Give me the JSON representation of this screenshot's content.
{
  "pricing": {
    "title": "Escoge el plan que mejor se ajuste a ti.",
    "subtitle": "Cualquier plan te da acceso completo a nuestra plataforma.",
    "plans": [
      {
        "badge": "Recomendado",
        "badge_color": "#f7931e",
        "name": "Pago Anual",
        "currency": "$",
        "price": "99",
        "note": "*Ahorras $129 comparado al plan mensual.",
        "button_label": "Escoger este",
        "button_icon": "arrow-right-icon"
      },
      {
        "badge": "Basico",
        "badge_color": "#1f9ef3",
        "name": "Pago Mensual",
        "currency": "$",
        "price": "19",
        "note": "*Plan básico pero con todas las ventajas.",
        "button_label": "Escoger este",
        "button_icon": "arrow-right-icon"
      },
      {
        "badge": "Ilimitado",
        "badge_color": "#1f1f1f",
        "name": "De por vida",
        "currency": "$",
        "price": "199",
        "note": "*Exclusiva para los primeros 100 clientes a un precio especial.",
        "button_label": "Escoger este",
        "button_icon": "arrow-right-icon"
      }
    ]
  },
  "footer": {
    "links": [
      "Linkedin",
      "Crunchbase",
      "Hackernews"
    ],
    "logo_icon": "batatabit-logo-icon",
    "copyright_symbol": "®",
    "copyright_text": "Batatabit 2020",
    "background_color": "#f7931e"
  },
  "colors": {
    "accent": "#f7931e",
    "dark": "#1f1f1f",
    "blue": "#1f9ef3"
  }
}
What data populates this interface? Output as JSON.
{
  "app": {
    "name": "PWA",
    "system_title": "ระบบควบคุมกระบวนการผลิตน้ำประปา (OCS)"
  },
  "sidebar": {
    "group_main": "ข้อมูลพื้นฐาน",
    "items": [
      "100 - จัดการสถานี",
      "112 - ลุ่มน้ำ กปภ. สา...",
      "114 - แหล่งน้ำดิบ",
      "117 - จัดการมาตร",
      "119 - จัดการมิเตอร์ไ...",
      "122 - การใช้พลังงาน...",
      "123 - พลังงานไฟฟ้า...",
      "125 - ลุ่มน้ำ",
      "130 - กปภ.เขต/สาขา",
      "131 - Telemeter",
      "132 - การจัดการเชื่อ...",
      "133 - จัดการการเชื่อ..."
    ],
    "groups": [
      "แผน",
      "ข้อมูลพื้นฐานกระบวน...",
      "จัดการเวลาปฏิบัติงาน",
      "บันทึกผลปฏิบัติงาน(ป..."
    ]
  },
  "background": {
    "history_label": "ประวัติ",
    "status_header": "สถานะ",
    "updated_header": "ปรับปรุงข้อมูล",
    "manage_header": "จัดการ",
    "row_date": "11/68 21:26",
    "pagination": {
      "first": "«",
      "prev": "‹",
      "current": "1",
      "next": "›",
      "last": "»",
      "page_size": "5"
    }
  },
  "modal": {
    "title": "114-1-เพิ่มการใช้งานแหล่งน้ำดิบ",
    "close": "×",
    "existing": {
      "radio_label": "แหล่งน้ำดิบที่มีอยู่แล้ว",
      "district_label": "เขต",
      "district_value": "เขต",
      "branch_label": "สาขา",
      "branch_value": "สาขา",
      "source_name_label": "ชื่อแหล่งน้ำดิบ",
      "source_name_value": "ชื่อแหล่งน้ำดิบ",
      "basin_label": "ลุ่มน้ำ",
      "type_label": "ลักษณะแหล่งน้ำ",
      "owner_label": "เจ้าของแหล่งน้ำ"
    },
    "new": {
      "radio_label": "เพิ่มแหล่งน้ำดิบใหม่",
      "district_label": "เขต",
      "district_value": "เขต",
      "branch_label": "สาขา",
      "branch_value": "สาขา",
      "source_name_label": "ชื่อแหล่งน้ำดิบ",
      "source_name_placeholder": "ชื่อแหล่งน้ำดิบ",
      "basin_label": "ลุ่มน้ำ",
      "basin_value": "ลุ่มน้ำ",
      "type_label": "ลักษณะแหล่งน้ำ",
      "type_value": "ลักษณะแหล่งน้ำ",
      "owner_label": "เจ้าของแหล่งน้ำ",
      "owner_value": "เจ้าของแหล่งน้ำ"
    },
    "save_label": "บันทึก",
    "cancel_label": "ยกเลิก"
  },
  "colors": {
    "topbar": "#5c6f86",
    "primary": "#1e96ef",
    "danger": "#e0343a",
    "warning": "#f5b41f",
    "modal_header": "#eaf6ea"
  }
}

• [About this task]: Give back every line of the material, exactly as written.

• [Answer for the task]:
Give me the JSON representation of this screenshot's content.
{
  "pricing": {
    "title": "Escoge el plan que mejor se ajuste a ti.",
    "subtitle": "Cualquier plan te da acceso completo a nuestra plataforma.",
    "plans": [
      {
        "badge": "Recomendado",
        "badge_color": "#f7931e",
        "name": "Pago Anual",
        "currency": "$",
        "price": "99",
        "note": "*Ahorras $129 comparado al plan mensual.",
        "button_label": "Escoger este",
        "button_icon": "arrow-right-icon"
      },
      {
        "badge": "Basico",
        "badge_color": "#1f9ef3",
        "name": "Pago Mensual",
        "currency": "$",
        "price": "19",
        "note": "*Plan básico pero con todas las ventajas.",
        "button_label": "Escoger este",
        "button_icon": "arrow-right-icon"
      },
      {
        "badge": "Ilimitado",
        "badge_color": "#1f1f1f",
        "name": "De por vida",
        "currency": "$",
        "price": "199",
        "note": "*Exclusiva para los primeros 100 clientes a un precio especial.",
        "button_label": "Escoger este",
        "button_icon": "arrow-right-icon"
      }
    ]
  },
  "footer": {
    "links": [
      "Linkedin",
      "Crunchbase",
      "Hackernews"
    ],
    "logo_icon": "batatabit-logo-icon",
    "copyright_symbol": "®",
    "copyright_text": "Batatabit 2020",
    "background_color": "#f7931e"
  },
  "colors": {
    "accent": "#f7931e",
    "dark": "#1f1f1f",
    "blue": "#1f9ef3"
  }
}
What data populates this interface? Output as JSON.
{
  "app": {
    "name": "PWA",
    "system_title": "ระบบควบคุมกระบวนการผลิตน้ำประปา (OCS)"
  },
  "sidebar": {
    "group_main": "ข้อมูลพื้นฐาน",
    "items": [
      "100 - จัดการสถานี",
      "112 - ลุ่มน้ำ กปภ. สา...",
      "114 - แหล่งน้ำดิบ",
      "117 - จัดการมาตร",
      "119 - จัดการมิเตอร์ไ...",
      "122 - การใช้พลังงาน...",
      "123 - พลังงานไฟฟ้า...",
      "125 - ลุ่มน้ำ",
      "130 - กปภ.เขต/สาขา",
      "131 - Telemeter",
      "132 - การจัดการเชื่อ...",
      "133 - จัดการการเชื่อ..."
    ],
    "groups": [
      "แผน",
      "ข้อมูลพื้นฐานกระบวน...",
      "จัดการเวลาปฏิบัติงาน",
      "บันทึกผลปฏิบัติงาน(ป..."
    ]
  },
  "background": {
    "history_label": "ประวัติ",
    "status_header": "สถานะ",
    "updated_header": "ปรับปรุงข้อมูล",
    "manage_header": "จัดการ",
    "row_date": "11/68 21:26",
    "pagination": {
      "first": "«",
      "prev": "‹",
      "current": "1",
      "next": "›",
      "last": "»",
      "page_size": "5"
    }
  },
  "modal": {
    "title": "114-1-เพิ่มการใช้งานแหล่งน้ำดิบ",
    "close": "×",
    "existing": {
      "radio_label": "แหล่งน้ำดิบที่มีอยู่แล้ว",
      "district_label": "เขต",
      "district_value": "เขต",
      "branch_label": "สาขา",
      "branch_value": "สาขา",
      "source_name_label": "ชื่อแหล่งน้ำดิบ",
      "source_name_value": "ชื่อแหล่งน้ำดิบ",
      "basin_label": "ลุ่มน้ำ",
      "type_label": "ลักษณะแหล่งน้ำ",
      "owner_label": "เจ้าของแหล่งน้ำ"
    },
    "new": {
      "radio_label": "เพิ่มแหล่งน้ำดิบใหม่",
      "district_label": "เขต",
      "district_value": "เขต",
      "branch_label": "สาขา",
      "branch_value": "สาขา",
      "source_name_label": "ชื่อแหล่งน้ำดิบ",
      "source_name_placeholder": "ชื่อแหล่งน้ำดิบ",
      "basin_label": "ลุ่มน้ำ",
      "basin_value": "ลุ่มน้ำ",
      "type_label": "ลักษณะแหล่งน้ำ",
      "type_value": "ลักษณะแหล่งน้ำ",
      "owner_label": "เจ้าของแหล่งน้ำ",
      "owner_value": "เจ้าของแหล่งน้ำ"
    },
    "save_label": "บันทึก",
    "cancel_label": "ยกเลิก"
  },
  "colors": {
    "topbar": "#5c6f86",
    "primary": "#1e96ef",
    "danger": "#e0343a",
    "warning": "#f5b41f",
    "modal_header": "#eaf6ea"
  }
}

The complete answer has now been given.